The long answer is, the producers and writers of the World War Z film seem to have taken what was an original conception of the zombie trope and turned it into a fairly run-of-the-mill “man saves world from apocalypse” story.
(Warning – there may be spoilers ahead!)
In the book, the zombies were slow, but they were still scary because they were relentless and they numbered in the millions. They just kept coming, mindlessly, endlessly, without sleeping, and recruiting to their ranks along the way. As with all zombies, you need to shoot them in the head or otherwise destroy the brain to kill them properly – which, when talking about guns and aiming, is notoriously difficult. There is an excellent scene in the book of one of the decisive battles between US Military (which by that point is made up mostly of volunteer survivors, including a very badass nun), where the wall of dead zombies just builds up and up until it's about twenty feet high and they have to use bulldozers to get through it.
The book did a very good job of explaining why and how a world overrun by zombies could happen – how most countries would ignore the problem for too long (because hey, what would you do if someone told you the dead were coming back to life?), how pharmaceutical companies would try to cash in on it with placebos, how the military would use the wrong methods to try to stop them, how people were woefully underprepared because their governments didn't want a full-scale panic, and so on.
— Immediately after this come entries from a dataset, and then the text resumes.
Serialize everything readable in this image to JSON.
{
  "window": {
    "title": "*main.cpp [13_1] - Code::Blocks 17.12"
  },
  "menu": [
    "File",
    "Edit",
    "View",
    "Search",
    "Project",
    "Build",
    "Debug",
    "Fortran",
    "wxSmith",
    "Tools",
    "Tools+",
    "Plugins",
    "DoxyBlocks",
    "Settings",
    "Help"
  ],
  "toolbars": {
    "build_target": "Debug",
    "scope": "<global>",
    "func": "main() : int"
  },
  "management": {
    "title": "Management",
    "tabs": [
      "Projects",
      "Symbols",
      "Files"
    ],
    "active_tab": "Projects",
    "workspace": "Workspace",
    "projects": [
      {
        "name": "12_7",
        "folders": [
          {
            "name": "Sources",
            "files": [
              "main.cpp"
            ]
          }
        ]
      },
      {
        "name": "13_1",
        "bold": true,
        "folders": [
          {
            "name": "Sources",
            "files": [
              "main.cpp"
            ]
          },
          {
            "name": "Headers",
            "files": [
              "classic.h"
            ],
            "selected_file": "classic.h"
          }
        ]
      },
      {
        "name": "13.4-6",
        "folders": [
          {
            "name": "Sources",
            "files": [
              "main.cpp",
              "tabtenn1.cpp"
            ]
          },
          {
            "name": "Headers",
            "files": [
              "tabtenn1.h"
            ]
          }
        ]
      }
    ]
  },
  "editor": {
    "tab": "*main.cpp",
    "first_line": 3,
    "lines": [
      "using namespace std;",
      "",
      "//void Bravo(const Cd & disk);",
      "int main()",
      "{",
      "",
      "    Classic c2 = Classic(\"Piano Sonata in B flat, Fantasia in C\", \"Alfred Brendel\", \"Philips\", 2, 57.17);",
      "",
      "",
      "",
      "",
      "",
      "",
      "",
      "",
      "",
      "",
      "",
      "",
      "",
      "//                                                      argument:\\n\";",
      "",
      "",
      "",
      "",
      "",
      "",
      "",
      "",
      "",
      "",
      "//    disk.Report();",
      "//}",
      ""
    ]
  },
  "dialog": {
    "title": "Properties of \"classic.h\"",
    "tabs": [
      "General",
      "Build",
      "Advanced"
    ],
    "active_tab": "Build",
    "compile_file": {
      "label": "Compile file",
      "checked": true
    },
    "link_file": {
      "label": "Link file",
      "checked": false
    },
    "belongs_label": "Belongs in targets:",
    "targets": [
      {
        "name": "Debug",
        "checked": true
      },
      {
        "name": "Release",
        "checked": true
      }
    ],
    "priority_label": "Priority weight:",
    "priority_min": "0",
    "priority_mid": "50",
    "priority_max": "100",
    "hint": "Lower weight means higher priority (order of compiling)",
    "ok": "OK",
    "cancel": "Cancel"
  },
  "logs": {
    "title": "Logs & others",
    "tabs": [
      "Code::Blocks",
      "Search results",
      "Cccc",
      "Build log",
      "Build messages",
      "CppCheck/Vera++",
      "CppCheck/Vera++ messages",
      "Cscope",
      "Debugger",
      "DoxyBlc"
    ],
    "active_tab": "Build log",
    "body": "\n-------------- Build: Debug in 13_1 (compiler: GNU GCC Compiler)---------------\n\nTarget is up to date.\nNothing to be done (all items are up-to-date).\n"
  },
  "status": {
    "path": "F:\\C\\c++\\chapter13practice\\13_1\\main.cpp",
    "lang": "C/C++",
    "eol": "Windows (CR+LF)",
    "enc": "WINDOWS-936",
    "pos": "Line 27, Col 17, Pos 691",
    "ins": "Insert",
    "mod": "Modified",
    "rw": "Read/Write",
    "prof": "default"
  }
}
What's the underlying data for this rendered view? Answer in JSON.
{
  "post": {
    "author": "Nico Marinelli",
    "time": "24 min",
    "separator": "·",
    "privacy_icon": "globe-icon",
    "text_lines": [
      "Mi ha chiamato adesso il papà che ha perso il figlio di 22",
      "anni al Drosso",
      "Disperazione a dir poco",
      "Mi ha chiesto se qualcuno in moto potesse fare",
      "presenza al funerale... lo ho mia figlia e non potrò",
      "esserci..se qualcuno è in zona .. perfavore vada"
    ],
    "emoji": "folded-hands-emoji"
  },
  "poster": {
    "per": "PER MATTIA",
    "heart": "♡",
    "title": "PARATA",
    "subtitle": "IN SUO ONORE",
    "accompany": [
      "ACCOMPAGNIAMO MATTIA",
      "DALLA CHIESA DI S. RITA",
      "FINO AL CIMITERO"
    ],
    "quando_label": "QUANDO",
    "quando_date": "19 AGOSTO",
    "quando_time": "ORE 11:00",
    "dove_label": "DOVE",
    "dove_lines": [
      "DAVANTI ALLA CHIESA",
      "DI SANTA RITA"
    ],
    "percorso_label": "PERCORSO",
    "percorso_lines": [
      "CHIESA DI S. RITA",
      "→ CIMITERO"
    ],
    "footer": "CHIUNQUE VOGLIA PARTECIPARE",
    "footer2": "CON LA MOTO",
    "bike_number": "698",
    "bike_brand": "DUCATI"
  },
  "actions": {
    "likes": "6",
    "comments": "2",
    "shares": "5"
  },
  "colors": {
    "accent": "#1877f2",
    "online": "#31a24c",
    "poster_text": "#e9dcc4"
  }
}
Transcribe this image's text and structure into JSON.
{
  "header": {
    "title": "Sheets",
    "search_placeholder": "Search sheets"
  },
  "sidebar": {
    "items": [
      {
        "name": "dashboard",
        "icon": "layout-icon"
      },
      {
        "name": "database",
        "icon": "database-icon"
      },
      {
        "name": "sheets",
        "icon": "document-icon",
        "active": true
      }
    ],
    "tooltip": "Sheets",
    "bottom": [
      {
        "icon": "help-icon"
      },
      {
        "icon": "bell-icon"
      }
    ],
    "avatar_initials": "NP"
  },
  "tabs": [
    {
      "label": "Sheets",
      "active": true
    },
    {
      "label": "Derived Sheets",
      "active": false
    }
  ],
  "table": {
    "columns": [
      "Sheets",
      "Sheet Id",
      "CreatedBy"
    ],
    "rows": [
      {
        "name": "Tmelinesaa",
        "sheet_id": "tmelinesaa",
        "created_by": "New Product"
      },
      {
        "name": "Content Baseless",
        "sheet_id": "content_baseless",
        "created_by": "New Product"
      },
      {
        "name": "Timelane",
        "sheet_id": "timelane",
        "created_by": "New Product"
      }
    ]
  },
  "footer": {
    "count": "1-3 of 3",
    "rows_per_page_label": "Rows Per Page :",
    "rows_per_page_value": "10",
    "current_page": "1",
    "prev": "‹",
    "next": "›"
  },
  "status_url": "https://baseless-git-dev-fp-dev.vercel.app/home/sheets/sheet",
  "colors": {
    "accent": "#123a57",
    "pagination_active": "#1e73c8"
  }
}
From then on, we hear stories of what actually happened when people first met the zombies. It's vivid, it's deeply personal, it's varied, and most of all it is believable. Most of this comes from the format: many interviews with many survivors from all over the world (though I do have an issue with the non-representation of any African country other than South Africa), each with their own different voice and experience, each with their own insight into what went wrong. One of my favourite passages is from the perspective of a man who was left in space, trying to keep vital satellites in orbit, and watching what are described as herds of zombies roaming like the buffalo used to.
Instead of all these intensely focused, disturbingly accurate passages, what we appear to have in this film is...well, Brad Pitt running around trying to save the world whilst his family cries in a corner.
Obviously I am only going off the trailer (on a sidenote, that annoying “BWAAAAAAM” type noise that has been in tons of action movie trailers since Inception has GOT to go) and we all know how much they can be misleading. Yet it honestly looks like they've taken out everything that made the book great and terrifying and replaced it with Zombies That Run.
The separation of the main character from his family, while obviously meant to be sad and affecting, to me seems like a poor attempt at replacing some of the incredibly intense human elements of the book with close-ups of upset children.
I could be wrong; we could follow Brad Pitt all over the world, but still see how dozens of countries are coping, with moving POV scenes from the people in those countries, and a slow, realistic recovery of global society.
We'll find out in 2013, but I don't have my hopes up.